## Material provided:

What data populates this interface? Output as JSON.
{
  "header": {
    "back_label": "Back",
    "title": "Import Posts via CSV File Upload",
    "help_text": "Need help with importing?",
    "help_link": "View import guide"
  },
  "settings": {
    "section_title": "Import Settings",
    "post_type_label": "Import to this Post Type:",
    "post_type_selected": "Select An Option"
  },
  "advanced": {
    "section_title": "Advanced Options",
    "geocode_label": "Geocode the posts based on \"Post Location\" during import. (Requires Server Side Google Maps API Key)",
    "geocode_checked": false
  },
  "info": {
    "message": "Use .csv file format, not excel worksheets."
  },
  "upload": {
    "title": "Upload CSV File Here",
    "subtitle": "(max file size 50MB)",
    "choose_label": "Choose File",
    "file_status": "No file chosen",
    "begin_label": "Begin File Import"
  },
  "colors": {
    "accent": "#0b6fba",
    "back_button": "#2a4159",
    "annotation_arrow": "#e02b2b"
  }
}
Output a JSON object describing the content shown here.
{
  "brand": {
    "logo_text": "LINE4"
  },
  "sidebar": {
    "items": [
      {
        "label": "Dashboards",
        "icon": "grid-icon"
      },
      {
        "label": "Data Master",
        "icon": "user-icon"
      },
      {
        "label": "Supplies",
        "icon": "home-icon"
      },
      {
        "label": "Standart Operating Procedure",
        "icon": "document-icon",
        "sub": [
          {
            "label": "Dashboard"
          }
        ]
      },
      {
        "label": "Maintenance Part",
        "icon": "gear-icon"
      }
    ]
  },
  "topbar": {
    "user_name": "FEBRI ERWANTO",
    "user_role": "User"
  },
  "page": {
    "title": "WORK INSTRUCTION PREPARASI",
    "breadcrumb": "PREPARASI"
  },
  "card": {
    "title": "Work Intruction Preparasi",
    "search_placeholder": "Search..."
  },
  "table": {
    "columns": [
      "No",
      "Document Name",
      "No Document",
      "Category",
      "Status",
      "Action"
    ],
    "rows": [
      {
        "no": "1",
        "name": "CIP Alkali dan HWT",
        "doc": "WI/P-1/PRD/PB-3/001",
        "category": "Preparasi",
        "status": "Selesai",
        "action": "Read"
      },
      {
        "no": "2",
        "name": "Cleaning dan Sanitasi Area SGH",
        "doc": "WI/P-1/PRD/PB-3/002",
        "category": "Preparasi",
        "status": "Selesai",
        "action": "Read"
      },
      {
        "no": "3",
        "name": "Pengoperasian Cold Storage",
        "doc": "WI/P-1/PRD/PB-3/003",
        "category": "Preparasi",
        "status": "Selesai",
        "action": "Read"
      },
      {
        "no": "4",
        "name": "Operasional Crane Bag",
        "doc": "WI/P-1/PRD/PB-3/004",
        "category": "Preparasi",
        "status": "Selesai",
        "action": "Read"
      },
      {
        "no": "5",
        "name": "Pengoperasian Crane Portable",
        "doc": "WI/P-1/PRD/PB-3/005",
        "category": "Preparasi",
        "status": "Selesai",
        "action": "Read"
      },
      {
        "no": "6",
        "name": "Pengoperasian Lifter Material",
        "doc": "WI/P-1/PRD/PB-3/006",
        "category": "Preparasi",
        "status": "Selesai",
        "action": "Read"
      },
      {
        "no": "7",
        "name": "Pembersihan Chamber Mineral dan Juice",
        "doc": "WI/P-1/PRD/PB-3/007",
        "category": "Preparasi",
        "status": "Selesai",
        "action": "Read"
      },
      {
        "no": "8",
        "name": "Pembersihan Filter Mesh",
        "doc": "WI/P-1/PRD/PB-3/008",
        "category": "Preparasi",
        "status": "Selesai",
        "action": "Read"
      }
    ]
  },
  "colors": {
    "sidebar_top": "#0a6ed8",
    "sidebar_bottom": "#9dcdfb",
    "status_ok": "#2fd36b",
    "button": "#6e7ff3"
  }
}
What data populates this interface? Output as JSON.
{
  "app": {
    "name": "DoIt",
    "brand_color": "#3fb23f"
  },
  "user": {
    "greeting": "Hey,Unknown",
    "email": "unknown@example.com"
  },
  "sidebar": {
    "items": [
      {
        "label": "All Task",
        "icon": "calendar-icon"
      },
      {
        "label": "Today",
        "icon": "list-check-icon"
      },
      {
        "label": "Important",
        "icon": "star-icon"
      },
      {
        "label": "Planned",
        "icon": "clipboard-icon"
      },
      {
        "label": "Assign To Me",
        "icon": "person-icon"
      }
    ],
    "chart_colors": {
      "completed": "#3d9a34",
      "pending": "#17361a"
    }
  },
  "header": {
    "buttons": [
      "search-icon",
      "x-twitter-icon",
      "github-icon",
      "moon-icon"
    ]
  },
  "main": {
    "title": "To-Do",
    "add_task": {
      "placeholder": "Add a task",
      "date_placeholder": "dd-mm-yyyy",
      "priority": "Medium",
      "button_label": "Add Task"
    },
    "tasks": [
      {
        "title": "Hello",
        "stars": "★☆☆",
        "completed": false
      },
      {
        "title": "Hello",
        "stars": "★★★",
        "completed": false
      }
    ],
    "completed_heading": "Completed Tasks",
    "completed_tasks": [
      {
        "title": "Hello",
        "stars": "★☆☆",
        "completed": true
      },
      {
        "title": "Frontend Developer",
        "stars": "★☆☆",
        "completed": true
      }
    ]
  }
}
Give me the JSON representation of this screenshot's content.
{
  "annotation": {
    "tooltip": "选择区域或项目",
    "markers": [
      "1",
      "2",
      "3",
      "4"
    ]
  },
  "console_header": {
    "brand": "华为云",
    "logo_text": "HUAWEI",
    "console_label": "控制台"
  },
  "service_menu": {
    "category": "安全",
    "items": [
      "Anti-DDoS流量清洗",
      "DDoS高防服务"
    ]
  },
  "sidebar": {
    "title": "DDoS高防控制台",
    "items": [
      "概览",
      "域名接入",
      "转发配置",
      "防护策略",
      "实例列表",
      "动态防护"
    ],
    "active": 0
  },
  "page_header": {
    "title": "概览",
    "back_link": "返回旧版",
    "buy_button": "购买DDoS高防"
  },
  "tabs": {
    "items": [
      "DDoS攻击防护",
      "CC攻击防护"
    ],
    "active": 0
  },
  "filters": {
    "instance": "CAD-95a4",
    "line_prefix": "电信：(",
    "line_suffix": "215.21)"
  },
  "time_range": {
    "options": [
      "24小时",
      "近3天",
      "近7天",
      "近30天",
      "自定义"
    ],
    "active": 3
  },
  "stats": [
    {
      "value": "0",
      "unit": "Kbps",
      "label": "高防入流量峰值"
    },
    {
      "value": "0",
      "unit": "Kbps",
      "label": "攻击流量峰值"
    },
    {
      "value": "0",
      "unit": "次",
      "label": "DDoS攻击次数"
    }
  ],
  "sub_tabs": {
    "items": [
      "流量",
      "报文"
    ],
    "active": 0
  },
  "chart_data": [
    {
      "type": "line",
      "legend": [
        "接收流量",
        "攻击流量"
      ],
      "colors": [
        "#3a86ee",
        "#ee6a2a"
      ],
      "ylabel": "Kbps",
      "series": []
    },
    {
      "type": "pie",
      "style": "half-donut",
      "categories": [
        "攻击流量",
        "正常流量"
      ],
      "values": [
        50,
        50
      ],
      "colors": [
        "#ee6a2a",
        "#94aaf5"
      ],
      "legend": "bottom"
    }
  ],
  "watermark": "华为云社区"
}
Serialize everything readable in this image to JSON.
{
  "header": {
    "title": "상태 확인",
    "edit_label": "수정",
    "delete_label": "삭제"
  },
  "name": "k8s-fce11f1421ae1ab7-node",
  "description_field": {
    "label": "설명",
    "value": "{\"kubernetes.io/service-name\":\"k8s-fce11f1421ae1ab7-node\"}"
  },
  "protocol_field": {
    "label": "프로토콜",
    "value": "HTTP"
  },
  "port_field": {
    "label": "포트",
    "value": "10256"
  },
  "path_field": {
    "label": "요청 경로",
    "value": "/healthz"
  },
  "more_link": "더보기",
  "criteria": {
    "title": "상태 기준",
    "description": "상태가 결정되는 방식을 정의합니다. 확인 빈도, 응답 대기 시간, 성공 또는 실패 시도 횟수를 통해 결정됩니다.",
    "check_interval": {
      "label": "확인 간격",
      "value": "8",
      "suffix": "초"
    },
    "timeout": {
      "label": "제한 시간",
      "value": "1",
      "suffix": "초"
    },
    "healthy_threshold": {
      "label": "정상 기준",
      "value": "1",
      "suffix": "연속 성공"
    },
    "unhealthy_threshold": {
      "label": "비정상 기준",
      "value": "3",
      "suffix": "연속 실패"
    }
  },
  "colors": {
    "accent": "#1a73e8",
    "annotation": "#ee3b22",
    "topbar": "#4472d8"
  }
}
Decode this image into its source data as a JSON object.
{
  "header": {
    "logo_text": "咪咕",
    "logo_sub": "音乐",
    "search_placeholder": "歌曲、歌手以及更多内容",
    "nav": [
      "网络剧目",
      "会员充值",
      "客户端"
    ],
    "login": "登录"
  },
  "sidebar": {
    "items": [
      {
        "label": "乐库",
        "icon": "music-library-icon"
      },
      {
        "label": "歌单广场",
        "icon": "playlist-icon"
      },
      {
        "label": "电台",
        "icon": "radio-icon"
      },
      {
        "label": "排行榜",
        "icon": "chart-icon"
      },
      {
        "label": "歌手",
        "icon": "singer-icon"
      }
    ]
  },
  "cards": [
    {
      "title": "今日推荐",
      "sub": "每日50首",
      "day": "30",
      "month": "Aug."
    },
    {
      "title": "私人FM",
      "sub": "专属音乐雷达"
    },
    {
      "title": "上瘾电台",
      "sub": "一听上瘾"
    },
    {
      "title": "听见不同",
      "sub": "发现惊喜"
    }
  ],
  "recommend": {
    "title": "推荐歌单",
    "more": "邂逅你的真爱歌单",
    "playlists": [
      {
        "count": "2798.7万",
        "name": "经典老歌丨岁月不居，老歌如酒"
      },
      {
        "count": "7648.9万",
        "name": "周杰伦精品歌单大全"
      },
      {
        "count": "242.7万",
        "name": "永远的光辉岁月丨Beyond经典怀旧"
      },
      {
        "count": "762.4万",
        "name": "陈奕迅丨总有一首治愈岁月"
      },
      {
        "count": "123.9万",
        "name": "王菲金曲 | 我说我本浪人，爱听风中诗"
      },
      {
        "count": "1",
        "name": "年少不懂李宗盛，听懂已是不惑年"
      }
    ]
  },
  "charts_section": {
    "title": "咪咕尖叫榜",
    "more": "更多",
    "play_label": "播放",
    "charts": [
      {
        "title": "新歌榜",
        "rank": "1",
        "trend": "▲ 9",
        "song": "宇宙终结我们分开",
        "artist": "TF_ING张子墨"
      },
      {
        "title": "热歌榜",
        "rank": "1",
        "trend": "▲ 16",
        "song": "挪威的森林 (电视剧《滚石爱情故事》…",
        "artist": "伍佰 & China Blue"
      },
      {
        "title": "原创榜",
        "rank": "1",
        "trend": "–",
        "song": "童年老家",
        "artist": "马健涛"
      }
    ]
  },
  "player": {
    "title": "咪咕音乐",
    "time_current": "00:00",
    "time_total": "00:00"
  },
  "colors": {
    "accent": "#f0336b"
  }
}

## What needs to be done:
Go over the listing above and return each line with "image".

## Answer section:
Serialize everything readable in this image to JSON.
Decode this image into its source data as a JSON object.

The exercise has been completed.